Unfortunately for merchants on the other side of the border, Mexicans who often shop in the United States are no longer able to get anything approaching a favorable exchange rate for their pesos and have found that their dollar accounts in Mexican banks have been frozen or severely restricted.
American businesses catering to customers south of the border have been hard hit. Freeman said the Montgomery Ward's store where he works does not depend very much on Mexican customers but "Sears in Chula Vista is really hurting."
Some chamber of commerce officials north of the border have said they are afraid some stores will go bankrupt if government aid does not reach them.
American Express announced today that its 270,000 Mexican cardholders could no longer use the card to charge expenses abroad.
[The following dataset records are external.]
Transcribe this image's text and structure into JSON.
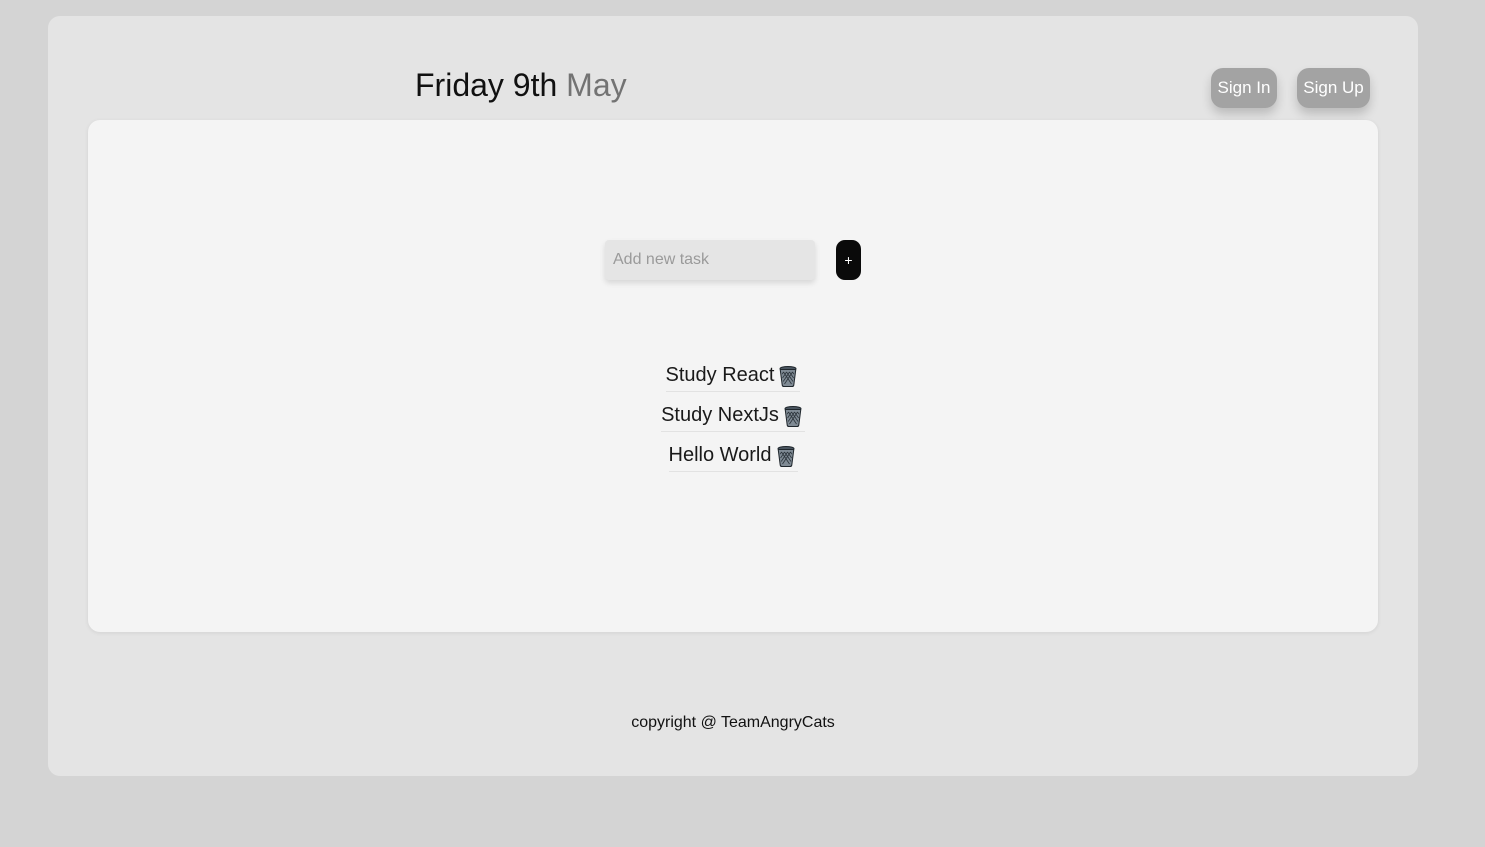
{
  "header": {
    "date_prefix": "Friday 9th",
    "date_month": "May",
    "signin_label": "Sign In",
    "signup_label": "Sign Up"
  },
  "task_form": {
    "placeholder": "Add new task",
    "value": "",
    "add_label": "+"
  },
  "tasks": [
    {
      "text": "Study React",
      "icon": "trash-icon"
    },
    {
      "text": "Study NextJs",
      "icon": "trash-icon"
    },
    {
      "text": "Hello World",
      "icon": "trash-icon"
    }
  ],
  "footer": {
    "copyright": "copyright @ TeamAngryCats"
  },
  "colors": {
    "page_background": "#d4d4d4",
    "frame_background": "#e4e4e4",
    "card_background": "#f4f4f4",
    "auth_button": "#a3a3a3",
    "add_button": "#0a0a0a",
    "month_text": "#737373"
  }
}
It gave Mexicans who are traveling outside the country until Sunday to pay their hotel and food bills and buy their air tickets with the card. Other credit card companies are said to be considering following suit.
The border economy suffered even more than the rest of Mexico because so many residents here earned dollars or traded them in their businesses. Many also imported goods from the United States and held American department store charge accounts.
In an announcement late Thursday, the Mexican official news agency Notimex reported, budget and planning officials said:
Mexican border residents with U.S. debts would be able to buy dollars from banks at a preferential exchange rate of 49.50 pesos to the dollar to pay the interest, but not the principal, on those debts.
The Mexican government would subsidize imports from the United States of staple foods in short supply here by making up the difference between the controlled and free market exchange rates.
All contracts drawn up in dollars within Mexico, including rents and service, would be paid in pesos at a below market rate of 69.50 pesos to the dollar.
Border merchants promoting the sale of Mexican goods to replace dollar-draining American items would get a 10 percent tax rebate.
De la Madrid, 55, brother of the governor of the state of Baja, Calif., applauded the influx of American buyers and said the government and merchants would be able to make up for any temporary shortages in supplies. "The prices on our clothing are also very attractive," he said. "And if you wish to visit Mexico by plane it is much cheaper to go to Mexico City from here, and the hotel prices are also very low."
He said he felt the stretch of border near Tijuana had not seen an unusual increase in attempted illegal crossings because "we have enough jobs to go around here. There is lots of construction going on in Tijuana at present."